To be clear, this wasn't a major drama. There's nothing unusual about sites either collapsing under the weight of a sudden boost in demand or becoming temporarily unavailable because of a foolishly switched setting: it happens all the time. Indeed, seeing the Apple store become temporarily unavailable is generally seen as a near-certain indication that new products are or pricing are on the way.
However, its absence is usually signalled with a neater 'come back soon' message, not a ultra-basic and inescapable error page. So on a day when Apple was talking up its newfound cloud capabilities, it also served up a timely reminder that while shifting services to the cloud brings masses of benefits, we can't ever assume that cloud availability will be 100 per cent. And even organisations obsessed with control, like Apple, can't always get it right.
The only safe assumptions are that the cloud will have outages; the relevant figure is not 100 per cent but how far below that number it will fall; and that the really relevant question for IT workers is: what happens when those services aren't available? How quickly will they be restored, and will anyone be capable of productive work while you wait?
Apple's site being down for a quarter of an hour or so won't have affected its business, especially since every technology news site on the planet was busy reporting in detail what it had just announced. But a series of similar outages with iCloud itself could be more of a problem.
Since iCloud in its basic form is a free service (though you can pay for extra storage), it is unlikely to come with many solid uptime guarantees. It's not in Apple's interest for the service to run like a dog from the get-go, but with that said, that's almost exactly what happened with its last attempt at a cloud-centric service, MobileMe, which was (to be blunt) a bug-ridden disaster.
In terms of offering a stable online service, Apple could still learn a lot from Google. But Google has frequent outages too. They're a fact of life.
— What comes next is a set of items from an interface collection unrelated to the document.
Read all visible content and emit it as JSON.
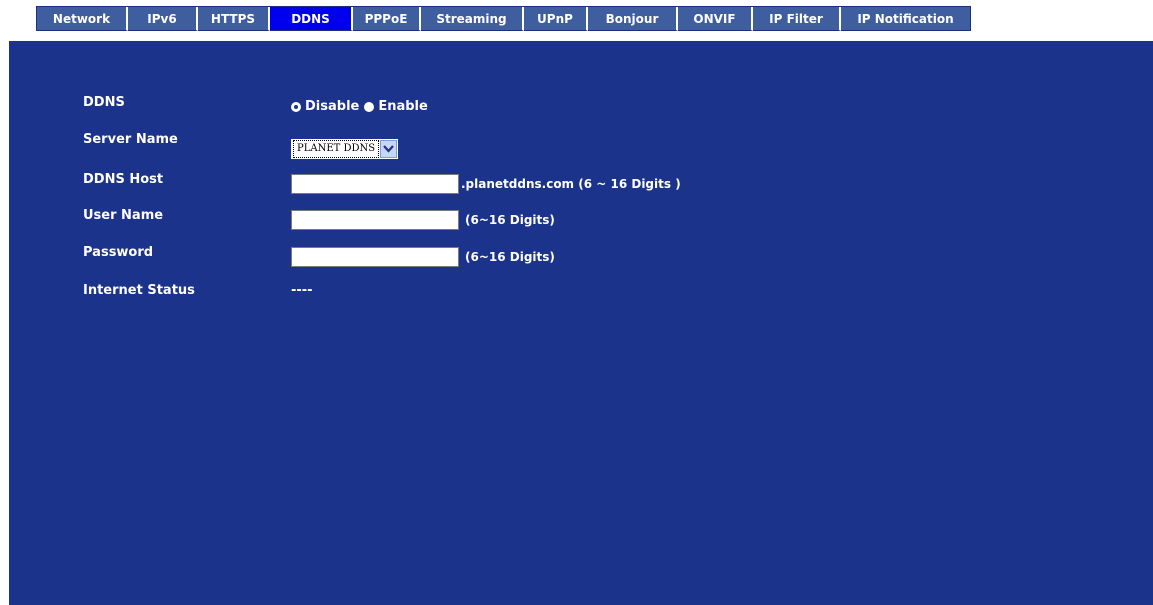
{
  "tabs": [
    {
      "label": "Network",
      "width": 91
    },
    {
      "label": "IPv6",
      "width": 70
    },
    {
      "label": "HTTPS",
      "width": 72
    },
    {
      "label": "DDNS",
      "width": 83
    },
    {
      "label": "PPPoE",
      "width": 68
    },
    {
      "label": "Streaming",
      "width": 103
    },
    {
      "label": "UPnP",
      "width": 64
    },
    {
      "label": "Bonjour",
      "width": 90
    },
    {
      "label": "ONVIF",
      "width": 75
    },
    {
      "label": "IP Filter",
      "width": 88
    },
    {
      "label": "IP Notification",
      "width": 130
    }
  ],
  "form": {
    "ddns": {
      "label": "DDNS",
      "option_disable": "Disable",
      "option_enable": "Enable",
      "selected": "Disable"
    },
    "server_name": {
      "label": "Server Name",
      "value": "PLANET DDNS"
    },
    "ddns_host": {
      "label": "DDNS Host",
      "value": "",
      "hint": ".planetddns.com (6 ~ 16 Digits )"
    },
    "user_name": {
      "label": "User Name",
      "value": "",
      "hint": "(6~16 Digits)"
    },
    "password": {
      "label": "Password",
      "value": "",
      "hint": "(6~16 Digits)"
    },
    "internet_status": {
      "label": "Internet Status",
      "value": "----"
    }
  }
}
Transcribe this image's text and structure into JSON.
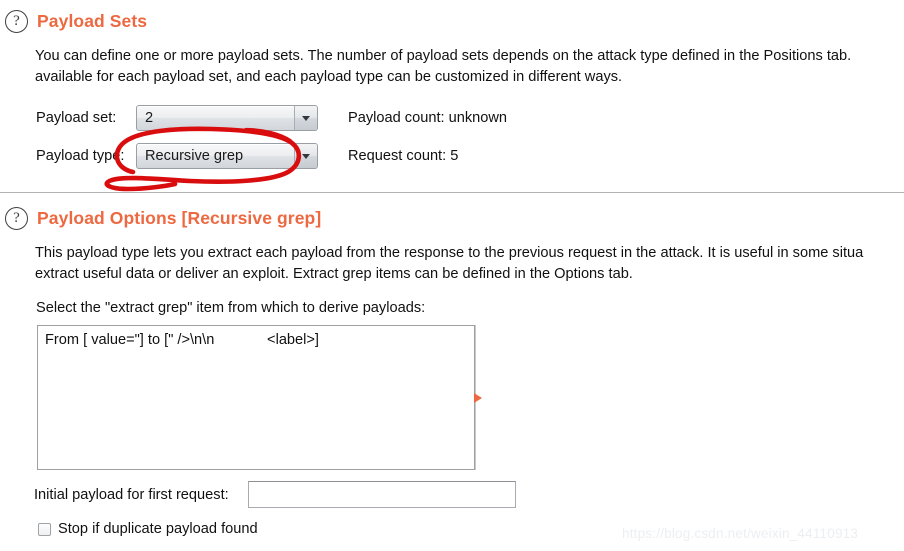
{
  "sections": {
    "payload_sets": {
      "help_icon": "question-mark-icon",
      "title": "Payload Sets",
      "description_line1": "You can define one or more payload sets. The number of payload sets depends on the attack type defined in the Positions tab.",
      "description_line2": "available for each payload set, and each payload type can be customized in different ways.",
      "payload_set_label": "Payload set:",
      "payload_set_value": "2",
      "payload_type_label": "Payload type:",
      "payload_type_value": "Recursive grep",
      "payload_count_label": "Payload count:",
      "payload_count_value": "unknown",
      "request_count_label": "Request count:",
      "request_count_value": "5"
    },
    "payload_options": {
      "help_icon": "question-mark-icon",
      "title": "Payload Options [Recursive grep]",
      "description_line1": "This payload type lets you extract each payload from the response to the previous request in the attack. It is useful in some situa",
      "description_line2": "extract useful data or deliver an exploit. Extract grep items can be defined in the Options tab.",
      "select_label": "Select the \"extract grep\" item from which to derive payloads:",
      "grep_items": [
        "From [ value=\"] to [\" />\\n\\n             <label>]"
      ],
      "splitter_icon": "expand-right-arrow-icon",
      "initial_payload_label": "Initial payload for first request:",
      "initial_payload_value": "",
      "initial_payload_placeholder": "",
      "stop_duplicate_label": "Stop if duplicate payload found",
      "stop_duplicate_checked": false
    }
  },
  "annotation": {
    "shape": "hand-drawn-red-ellipse",
    "color": "#d90d0d",
    "target": "payload-type-combo"
  },
  "watermark": {
    "text": "https://blog.csdn.net/weixin_44110913"
  },
  "colors": {
    "accent_orange": "#ec6941",
    "annotation_red": "#d90d0d",
    "divider": "#b2b2b2",
    "text": "#111111"
  }
}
Evolve is a weekly column at Lifehacker looking at trends and technologies IT workers need to know about to stay employed and improve their careers.